The committee's head Janis Vitenbergs (KPV LV) explained to the LETA newswire after the meeting that Saeima could review the amendments in the third reading on October 15 or 16.
The Saeima committee reviewed a number of proposals concerning amendments to the Packaging Law, including a provision that residents of Latvia will be able to receive cash in stores for packaging returned to the system, or receipts if they use a reverse vending machine, which they will then be able to cash in at stores.
The amendments also stipulate that contracts with deposit system operators will be signed for seven years, not ten years as the amendments stated originally, so the efficiency of the deposit return system could be reviewed, taking into account the rapid development of waste recycling technologies.
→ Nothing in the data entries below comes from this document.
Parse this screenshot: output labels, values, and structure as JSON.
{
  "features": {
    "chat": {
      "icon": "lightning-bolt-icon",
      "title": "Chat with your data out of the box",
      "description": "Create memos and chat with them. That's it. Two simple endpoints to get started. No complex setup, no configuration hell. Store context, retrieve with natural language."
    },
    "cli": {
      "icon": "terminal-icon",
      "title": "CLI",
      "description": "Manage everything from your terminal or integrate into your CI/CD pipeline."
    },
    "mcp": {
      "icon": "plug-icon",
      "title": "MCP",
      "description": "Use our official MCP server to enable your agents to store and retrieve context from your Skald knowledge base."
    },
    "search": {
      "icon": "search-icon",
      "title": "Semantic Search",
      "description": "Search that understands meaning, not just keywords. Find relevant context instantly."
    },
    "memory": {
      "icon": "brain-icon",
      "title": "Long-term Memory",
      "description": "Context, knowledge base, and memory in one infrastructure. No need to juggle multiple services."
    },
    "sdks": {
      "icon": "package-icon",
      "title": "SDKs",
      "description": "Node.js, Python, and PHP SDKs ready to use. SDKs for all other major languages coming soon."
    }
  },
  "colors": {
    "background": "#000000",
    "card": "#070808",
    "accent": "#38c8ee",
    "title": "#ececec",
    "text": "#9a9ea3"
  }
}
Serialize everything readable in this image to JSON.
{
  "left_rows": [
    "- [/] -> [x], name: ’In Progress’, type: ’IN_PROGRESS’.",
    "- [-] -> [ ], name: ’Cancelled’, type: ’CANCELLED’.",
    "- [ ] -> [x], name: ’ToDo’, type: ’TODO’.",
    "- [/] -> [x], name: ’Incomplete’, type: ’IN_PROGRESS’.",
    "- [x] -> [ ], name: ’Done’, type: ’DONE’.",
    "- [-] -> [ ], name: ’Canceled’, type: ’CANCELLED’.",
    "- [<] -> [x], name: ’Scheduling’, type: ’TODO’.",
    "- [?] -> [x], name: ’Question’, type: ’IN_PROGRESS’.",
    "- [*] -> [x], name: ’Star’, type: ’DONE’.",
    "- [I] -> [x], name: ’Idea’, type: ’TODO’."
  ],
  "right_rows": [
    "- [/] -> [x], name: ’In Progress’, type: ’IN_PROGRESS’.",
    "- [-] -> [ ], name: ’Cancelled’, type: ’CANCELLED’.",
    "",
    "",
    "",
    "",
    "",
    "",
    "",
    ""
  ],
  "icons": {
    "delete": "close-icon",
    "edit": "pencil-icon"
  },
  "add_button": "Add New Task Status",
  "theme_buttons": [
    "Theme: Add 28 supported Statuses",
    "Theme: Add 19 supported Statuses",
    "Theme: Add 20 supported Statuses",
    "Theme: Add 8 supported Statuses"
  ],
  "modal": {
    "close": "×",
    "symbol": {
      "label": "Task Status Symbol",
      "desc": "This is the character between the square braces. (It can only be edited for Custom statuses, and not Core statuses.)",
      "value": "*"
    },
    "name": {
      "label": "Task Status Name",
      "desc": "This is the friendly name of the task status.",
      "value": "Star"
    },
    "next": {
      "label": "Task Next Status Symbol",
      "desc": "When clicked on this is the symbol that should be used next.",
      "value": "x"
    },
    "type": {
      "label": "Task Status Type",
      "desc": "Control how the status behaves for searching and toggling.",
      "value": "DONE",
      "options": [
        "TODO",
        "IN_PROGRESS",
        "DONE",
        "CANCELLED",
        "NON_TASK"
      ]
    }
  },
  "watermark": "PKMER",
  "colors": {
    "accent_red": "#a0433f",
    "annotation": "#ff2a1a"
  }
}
The commission agreed that operators applying for the deposit system would have the task of ensuring that there were no areas left in Latvia where it would be impossible to dispense beverage containers in a proper manner.
There are differing views on the introduction of a packaging deposit system. Many entrepreneurs have stressed that it would be too expensive and not efficient enough. Environmentalists are divided - the Environmental Club has said it does not support a mandatory deposit system, while Green Freedom has insisted it would be an important green step.
Minister of Environment and Regional Development Juris Puce ("For Development / For!") said in an interview on LSM.lv that the deposit system is more expensive than separate waste collection, but it will allow up to 90% of the bottles to be collected.